Holidays are costly
It is estimated that the average person will spend $751 for Christmas presentsthis year. Much more will be spent on holiday parties, travel and related expenses.
After spending that much or more, no one will want to or be able to afford a DUI arrest.
Driving impaired is wrong, illegal and costly. It is a criminal offense. When you are arrested, you are booked, fingerprinted, photographed, incarcerated and end up with a criminal record.
A DUI arrestis a$ 10,000 ride home! The signs on our highways that say "DUI You Can't AffordIt"are right on point:
Fines $500 10,000
Bail $150 2,500
Legal Fees $800 8,000
Towing $100 1,200
Drug/Alcohol Evaluation $ 250
Monitoring Bracelet $ 400 a month

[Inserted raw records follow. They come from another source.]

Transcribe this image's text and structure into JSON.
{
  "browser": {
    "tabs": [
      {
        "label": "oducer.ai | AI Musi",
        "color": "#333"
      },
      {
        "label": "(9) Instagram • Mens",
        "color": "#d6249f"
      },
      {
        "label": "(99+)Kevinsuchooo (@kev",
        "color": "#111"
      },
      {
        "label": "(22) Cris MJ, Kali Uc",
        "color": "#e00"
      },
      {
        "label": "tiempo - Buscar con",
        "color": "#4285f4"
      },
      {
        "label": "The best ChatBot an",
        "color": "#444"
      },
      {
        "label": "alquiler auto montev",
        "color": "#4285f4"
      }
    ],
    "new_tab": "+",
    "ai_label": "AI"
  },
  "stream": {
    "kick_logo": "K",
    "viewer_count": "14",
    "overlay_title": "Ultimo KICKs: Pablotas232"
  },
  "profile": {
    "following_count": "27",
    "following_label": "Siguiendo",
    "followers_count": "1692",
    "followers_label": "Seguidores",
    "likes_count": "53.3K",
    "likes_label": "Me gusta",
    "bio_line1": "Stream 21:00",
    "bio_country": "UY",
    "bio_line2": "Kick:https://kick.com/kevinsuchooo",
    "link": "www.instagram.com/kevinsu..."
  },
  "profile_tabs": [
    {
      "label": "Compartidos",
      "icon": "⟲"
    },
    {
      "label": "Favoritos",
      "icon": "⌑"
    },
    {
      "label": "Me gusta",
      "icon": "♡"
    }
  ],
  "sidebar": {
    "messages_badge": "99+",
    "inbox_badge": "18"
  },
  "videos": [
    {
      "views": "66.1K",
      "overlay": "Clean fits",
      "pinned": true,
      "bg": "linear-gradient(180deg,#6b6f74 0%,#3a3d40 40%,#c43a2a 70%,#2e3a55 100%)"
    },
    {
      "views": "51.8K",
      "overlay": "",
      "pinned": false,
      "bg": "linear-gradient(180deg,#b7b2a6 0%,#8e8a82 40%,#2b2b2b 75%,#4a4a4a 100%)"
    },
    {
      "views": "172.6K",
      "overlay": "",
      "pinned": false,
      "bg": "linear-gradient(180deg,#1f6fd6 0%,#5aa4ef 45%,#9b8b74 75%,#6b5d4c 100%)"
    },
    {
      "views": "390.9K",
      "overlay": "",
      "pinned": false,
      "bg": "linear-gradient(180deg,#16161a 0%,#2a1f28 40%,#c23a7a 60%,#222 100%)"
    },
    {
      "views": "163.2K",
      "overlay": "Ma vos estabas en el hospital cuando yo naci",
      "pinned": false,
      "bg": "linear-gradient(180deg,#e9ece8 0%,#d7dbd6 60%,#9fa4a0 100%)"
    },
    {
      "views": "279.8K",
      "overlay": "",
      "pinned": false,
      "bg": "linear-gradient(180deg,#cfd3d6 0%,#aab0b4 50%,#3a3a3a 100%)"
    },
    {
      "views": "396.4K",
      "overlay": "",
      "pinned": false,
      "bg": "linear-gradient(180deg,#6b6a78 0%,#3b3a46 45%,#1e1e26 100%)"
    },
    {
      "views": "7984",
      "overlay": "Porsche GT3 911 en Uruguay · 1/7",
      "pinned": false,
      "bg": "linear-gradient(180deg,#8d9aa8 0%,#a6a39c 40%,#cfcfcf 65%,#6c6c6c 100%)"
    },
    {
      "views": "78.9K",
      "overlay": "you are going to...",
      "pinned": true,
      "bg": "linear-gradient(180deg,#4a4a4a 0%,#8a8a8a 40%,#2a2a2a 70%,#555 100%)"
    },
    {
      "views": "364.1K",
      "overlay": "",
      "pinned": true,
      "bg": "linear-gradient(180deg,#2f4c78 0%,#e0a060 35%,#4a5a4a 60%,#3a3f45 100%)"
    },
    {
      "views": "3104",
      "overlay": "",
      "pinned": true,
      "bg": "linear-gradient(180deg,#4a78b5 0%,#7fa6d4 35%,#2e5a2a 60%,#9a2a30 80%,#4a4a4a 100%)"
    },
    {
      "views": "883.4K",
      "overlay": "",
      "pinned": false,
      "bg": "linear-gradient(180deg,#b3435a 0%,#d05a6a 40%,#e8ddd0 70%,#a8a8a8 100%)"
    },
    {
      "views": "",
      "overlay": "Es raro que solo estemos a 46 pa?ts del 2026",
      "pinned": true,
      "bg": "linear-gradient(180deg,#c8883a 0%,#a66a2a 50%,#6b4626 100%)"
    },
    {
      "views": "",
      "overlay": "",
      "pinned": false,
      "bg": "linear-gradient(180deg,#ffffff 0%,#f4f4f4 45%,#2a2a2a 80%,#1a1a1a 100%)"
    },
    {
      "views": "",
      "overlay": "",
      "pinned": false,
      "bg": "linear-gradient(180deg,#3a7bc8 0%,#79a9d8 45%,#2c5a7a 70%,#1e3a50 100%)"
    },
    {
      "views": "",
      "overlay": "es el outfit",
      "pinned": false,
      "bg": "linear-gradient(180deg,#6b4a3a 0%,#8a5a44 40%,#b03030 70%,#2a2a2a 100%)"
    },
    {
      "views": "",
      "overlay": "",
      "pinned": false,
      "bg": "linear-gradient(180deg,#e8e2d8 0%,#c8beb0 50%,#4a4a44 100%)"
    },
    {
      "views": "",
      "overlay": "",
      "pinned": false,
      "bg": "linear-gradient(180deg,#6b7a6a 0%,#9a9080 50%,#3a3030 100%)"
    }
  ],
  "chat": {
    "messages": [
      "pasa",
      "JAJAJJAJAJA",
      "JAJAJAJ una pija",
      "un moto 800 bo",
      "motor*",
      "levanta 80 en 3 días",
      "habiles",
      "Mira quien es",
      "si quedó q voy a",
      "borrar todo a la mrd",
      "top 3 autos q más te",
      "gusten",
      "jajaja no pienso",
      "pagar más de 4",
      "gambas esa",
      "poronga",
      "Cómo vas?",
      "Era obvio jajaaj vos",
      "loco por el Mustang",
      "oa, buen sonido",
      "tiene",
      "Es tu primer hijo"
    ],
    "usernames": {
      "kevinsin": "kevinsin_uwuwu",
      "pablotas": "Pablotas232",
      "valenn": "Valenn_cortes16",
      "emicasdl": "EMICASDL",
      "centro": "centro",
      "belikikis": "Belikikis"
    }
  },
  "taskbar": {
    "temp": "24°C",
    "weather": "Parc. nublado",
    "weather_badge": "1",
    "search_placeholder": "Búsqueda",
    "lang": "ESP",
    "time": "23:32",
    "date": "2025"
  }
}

Ignition Interlock $1,200 to 2,000 a year
There are also varied costs for court fees, victim assistance, and victim comp.
Insurance can cost $1,500 per year for five to eight years(if you can get it).
There is also lost time from work due to court, injury etc. or total loss of job; and inability to get a job due to criminal arrest(hundreds of thousands of dollars).
The embarrassment to your family is, of course, priceless.
However,the carnage impaired drivers cause on Pennsylvania highwayscannot be valued, especially when someone is slaughtered by a drunken driver.
During 2010 Christmas and New Year's holidays, drunk drivers caused a combined 2,035 crashes and 19deaths!
The Pennsylvania DUI Association recommends these simple tips for a safe holiday season:
• Plan a safe way home before the festivities begin;
• Serve non-alcoholic beverages recipes available at www.padui.org;
• Limit the amount of alcoholic drinks consumed;
• Serve plenty of food particularly protein such as meats, cheeses and nuts;
• Before drinking, designate a sober driver;
• Use a taxi, call a sober friend or family member, or use public transportation;
• If you happen to see a drunken driver on the road, don't hesitate toreport it via 911;
• If you know someone who is about to drive or ride while impaired, take their keys and help them make other arrangements to get to where they are going safely.
George C. Geisler, Jr.
Drug Recognition Expert